Directions => Some lines below may hold the string "tracks". Count them and give only the total.

Records supplied =>

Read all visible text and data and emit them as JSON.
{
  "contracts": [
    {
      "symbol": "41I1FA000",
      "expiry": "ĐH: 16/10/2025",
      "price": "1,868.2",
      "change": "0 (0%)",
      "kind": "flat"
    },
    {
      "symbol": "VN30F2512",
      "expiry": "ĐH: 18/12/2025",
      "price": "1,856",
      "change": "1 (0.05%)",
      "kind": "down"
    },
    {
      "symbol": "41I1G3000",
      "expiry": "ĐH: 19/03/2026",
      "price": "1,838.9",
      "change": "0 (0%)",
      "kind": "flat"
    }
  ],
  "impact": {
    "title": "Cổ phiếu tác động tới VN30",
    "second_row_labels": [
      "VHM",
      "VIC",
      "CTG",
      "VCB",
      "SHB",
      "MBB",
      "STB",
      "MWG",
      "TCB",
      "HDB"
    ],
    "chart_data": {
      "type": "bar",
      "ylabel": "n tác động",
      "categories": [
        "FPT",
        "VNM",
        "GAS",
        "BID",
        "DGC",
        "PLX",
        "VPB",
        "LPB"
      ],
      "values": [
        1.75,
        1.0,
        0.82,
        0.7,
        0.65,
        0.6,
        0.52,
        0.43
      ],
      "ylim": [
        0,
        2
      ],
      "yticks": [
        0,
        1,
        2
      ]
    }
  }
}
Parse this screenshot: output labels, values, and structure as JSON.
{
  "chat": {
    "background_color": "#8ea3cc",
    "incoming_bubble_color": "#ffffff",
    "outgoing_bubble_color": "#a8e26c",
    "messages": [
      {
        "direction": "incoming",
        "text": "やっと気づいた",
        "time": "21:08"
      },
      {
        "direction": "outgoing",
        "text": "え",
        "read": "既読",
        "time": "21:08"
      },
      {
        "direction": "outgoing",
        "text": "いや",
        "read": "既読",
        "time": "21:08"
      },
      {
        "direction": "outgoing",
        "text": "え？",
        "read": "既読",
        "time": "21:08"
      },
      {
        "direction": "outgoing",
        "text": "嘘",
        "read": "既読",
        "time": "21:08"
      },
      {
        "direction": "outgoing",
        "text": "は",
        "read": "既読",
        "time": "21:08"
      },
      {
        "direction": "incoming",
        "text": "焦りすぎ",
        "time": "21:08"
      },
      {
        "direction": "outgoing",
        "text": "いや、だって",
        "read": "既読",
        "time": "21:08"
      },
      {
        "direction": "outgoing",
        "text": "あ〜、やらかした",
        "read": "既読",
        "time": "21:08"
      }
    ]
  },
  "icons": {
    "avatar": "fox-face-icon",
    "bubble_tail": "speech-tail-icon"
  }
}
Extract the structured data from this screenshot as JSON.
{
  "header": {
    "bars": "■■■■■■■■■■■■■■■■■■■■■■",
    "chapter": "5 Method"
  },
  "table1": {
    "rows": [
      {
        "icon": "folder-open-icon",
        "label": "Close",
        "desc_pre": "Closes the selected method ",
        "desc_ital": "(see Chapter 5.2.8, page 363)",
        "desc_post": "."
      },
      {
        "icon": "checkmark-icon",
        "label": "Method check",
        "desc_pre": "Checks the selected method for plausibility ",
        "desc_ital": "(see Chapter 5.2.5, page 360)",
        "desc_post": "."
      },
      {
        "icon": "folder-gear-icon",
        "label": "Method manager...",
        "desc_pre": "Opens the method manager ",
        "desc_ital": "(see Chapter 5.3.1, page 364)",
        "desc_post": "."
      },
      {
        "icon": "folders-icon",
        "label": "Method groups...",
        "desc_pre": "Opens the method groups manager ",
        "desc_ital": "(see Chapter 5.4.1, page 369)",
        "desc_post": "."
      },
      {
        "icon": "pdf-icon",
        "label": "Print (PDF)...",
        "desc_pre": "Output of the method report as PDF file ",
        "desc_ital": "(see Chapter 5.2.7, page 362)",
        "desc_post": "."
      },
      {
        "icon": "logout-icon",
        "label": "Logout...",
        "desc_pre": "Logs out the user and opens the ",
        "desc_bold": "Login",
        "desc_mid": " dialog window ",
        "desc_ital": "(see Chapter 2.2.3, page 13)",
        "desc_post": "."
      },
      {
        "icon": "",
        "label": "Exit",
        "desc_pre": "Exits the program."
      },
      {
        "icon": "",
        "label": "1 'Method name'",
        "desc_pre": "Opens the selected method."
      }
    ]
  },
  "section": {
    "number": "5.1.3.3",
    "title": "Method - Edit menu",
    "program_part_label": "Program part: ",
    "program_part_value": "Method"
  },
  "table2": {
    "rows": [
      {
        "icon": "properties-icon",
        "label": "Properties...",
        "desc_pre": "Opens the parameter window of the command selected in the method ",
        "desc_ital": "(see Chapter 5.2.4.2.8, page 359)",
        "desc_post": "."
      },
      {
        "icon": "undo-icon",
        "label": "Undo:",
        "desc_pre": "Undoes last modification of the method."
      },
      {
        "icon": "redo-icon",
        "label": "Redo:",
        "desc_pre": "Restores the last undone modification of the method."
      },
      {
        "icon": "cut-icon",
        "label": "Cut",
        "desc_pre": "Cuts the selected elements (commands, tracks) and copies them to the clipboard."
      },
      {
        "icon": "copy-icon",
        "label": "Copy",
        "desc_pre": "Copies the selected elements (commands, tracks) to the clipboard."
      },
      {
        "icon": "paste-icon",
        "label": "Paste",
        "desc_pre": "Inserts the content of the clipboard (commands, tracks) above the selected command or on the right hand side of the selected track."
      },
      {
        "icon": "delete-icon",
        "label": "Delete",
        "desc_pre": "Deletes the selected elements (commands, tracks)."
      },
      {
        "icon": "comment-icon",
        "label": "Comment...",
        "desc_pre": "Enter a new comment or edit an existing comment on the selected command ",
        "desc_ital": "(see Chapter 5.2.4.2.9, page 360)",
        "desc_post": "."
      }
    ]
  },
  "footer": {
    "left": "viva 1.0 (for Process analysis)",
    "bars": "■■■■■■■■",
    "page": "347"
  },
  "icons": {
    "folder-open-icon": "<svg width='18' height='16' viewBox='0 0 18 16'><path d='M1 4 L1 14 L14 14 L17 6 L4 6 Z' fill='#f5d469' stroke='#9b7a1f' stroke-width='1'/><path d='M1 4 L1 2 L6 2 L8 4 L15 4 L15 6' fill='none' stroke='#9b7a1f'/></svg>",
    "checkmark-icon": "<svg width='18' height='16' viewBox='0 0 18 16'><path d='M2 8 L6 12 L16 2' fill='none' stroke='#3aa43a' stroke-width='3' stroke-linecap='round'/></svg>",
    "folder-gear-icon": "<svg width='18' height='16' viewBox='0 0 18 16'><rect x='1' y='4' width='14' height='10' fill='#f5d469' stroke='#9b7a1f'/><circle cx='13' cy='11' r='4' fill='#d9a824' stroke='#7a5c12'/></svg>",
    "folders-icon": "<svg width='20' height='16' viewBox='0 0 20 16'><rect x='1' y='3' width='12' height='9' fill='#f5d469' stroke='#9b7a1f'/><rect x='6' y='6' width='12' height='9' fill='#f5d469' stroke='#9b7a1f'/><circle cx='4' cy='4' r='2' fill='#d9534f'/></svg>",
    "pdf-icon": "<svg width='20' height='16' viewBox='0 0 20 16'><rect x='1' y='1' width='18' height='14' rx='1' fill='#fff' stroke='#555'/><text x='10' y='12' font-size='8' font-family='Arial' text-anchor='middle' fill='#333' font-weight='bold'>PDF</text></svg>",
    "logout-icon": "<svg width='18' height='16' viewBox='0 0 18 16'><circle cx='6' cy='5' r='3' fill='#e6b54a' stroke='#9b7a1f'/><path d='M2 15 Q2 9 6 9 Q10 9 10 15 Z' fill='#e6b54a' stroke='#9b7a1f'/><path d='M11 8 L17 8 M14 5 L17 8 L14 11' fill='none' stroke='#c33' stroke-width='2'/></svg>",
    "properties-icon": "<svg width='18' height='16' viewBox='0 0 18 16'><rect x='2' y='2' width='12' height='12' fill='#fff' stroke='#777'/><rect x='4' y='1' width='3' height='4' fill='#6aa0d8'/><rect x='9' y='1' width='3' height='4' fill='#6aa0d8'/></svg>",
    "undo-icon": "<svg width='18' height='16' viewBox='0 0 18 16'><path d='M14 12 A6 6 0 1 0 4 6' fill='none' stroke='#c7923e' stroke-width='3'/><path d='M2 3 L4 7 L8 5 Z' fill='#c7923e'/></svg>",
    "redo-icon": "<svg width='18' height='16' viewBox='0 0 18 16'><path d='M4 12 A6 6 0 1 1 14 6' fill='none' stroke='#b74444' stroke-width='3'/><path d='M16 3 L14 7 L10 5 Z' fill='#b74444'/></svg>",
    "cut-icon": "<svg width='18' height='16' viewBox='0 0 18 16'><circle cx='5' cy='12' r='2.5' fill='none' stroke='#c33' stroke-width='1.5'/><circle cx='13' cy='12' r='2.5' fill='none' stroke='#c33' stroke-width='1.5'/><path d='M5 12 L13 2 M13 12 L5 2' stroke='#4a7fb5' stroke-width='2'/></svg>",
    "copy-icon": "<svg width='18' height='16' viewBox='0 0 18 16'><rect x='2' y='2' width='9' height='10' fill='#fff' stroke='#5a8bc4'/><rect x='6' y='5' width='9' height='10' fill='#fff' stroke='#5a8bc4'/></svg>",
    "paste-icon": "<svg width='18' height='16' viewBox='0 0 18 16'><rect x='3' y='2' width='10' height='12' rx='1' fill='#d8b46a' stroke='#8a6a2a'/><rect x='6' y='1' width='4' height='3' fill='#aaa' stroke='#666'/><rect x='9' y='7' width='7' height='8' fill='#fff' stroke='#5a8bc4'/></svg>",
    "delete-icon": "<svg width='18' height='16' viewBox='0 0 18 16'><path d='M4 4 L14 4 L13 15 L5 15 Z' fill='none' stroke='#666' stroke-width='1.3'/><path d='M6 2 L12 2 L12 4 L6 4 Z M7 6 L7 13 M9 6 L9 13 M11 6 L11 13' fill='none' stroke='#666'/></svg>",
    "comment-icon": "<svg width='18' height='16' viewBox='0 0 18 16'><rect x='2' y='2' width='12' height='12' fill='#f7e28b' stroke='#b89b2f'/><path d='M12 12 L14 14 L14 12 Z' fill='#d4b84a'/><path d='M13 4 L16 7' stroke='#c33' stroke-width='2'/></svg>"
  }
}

Exercise solution => 4